EXERCISE: Each entry should be set down exactly as written, except for any picture it holds.

RECORDS PROVIDED:

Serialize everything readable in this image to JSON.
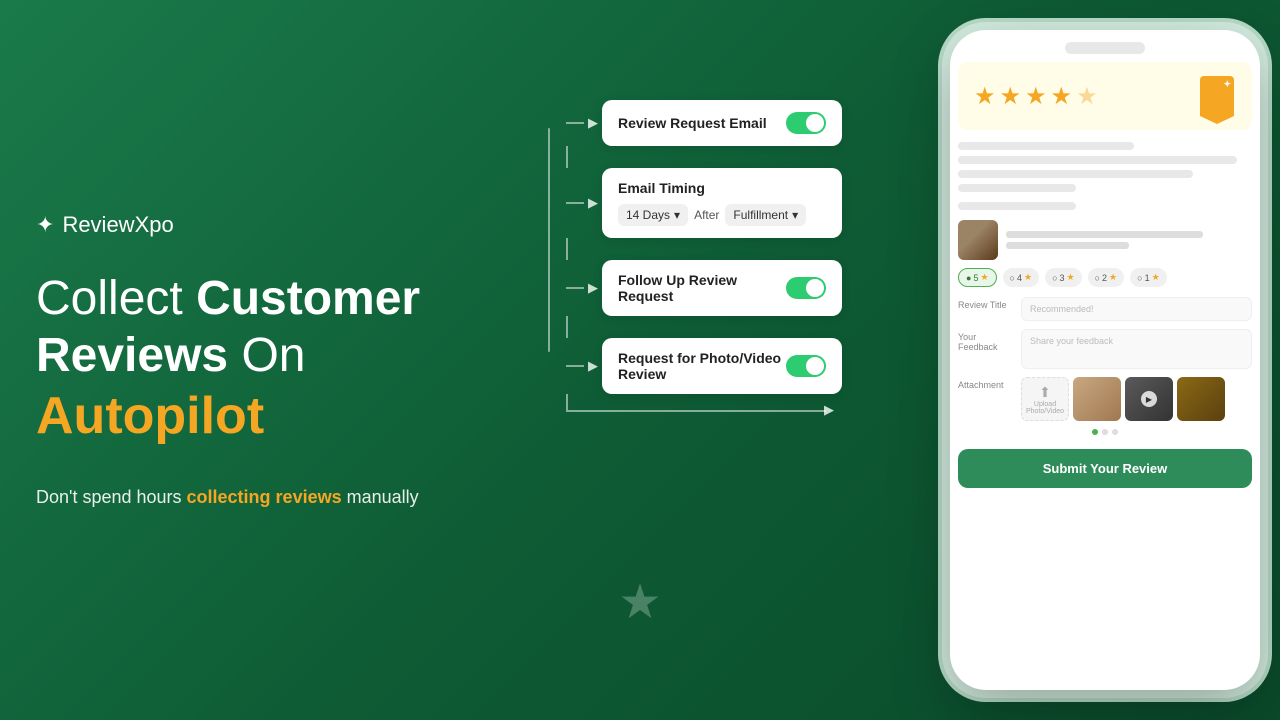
{
  "brand": {
    "name": "ReviewXpo",
    "logo_star": "✦"
  },
  "headline": {
    "part1": "Collect ",
    "part2": "Customer Reviews",
    "part3": " On",
    "part4": "Autopilot"
  },
  "subtext": {
    "prefix": "Don't spend hours ",
    "highlight": "collecting reviews",
    "suffix": " manually"
  },
  "flow": {
    "items": [
      {
        "id": "review-request-email",
        "label": "Review Request Email",
        "toggled": true
      },
      {
        "id": "email-timing",
        "label": "Email Timing",
        "timing_days": "14 Days",
        "timing_after": "After",
        "timing_trigger": "Fulfillment"
      },
      {
        "id": "follow-up-review-request",
        "label": "Follow Up Review Request",
        "toggled": true
      },
      {
        "id": "request-photo-video",
        "label": "Request for Photo/Video Review",
        "toggled": true
      }
    ]
  },
  "phone": {
    "stars": [
      {
        "filled": true
      },
      {
        "filled": true
      },
      {
        "filled": true
      },
      {
        "filled": true
      },
      {
        "filled": false
      }
    ],
    "rating_filters": [
      {
        "label": "5",
        "count": "",
        "active": true
      },
      {
        "label": "4",
        "count": "",
        "active": false
      },
      {
        "label": "3",
        "count": "",
        "active": false
      },
      {
        "label": "2",
        "count": "",
        "active": false
      },
      {
        "label": "1",
        "count": "",
        "active": false
      }
    ],
    "form": {
      "review_title_label": "Review Title",
      "review_title_placeholder": "Recommended!",
      "feedback_label": "Your Feedback",
      "feedback_placeholder": "Share your feedback",
      "attachment_label": "Attachment",
      "upload_text": "Upload Photo/Video"
    },
    "submit_label": "Submit Your Review",
    "dots": [
      true,
      false,
      false
    ]
  },
  "deco": {
    "star": "★"
  }
}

ANSWER TO THIS EXERCISE:
Serialize everything readable in this image to JSON.
{
  "brand": {
    "name": "ReviewXpo",
    "logo_star": "✦"
  },
  "headline": {
    "part1": "Collect ",
    "part2": "Customer Reviews",
    "part3": " On",
    "part4": "Autopilot"
  },
  "subtext": {
    "prefix": "Don't spend hours ",
    "highlight": "collecting reviews",
    "suffix": " manually"
  },
  "flow": {
    "items": [
      {
        "id": "review-request-email",
        "label": "Review Request Email",
        "toggled": true
      },
      {
        "id": "email-timing",
        "label": "Email Timing",
        "timing_days": "14 Days",
        "timing_after": "After",
        "timing_trigger": "Fulfillment"
      },
      {
        "id": "follow-up-review-request",
        "label": "Follow Up Review Request",
        "toggled": true
      },
      {
        "id": "request-photo-video",
        "label": "Request for Photo/Video Review",
        "toggled": true
      }
    ]
  },
  "phone": {
    "stars": [
      {
        "filled": true
      },
      {
        "filled": true
      },
      {
        "filled": true
      },
      {
        "filled": true
      },
      {
        "filled": false
      }
    ],
    "rating_filters": [
      {
        "label": "5",
        "count": "",
        "active": true
      },
      {
        "label": "4",
        "count": "",
        "active": false
      },
      {
        "label": "3",
        "count": "",
        "active": false
      },
      {
        "label": "2",
        "count": "",
        "active": false
      },
      {
        "label": "1",
        "count": "",
        "active": false
      }
    ],
    "form": {
      "review_title_label": "Review Title",
      "review_title_placeholder": "Recommended!",
      "feedback_label": "Your Feedback",
      "feedback_placeholder": "Share your feedback",
      "attachment_label": "Attachment",
      "upload_text": "Upload Photo/Video"
    },
    "submit_label": "Submit Your Review",
    "dots": [
      true,
      false,
      false
    ]
  },
  "deco": {
    "star": "★"
  }
}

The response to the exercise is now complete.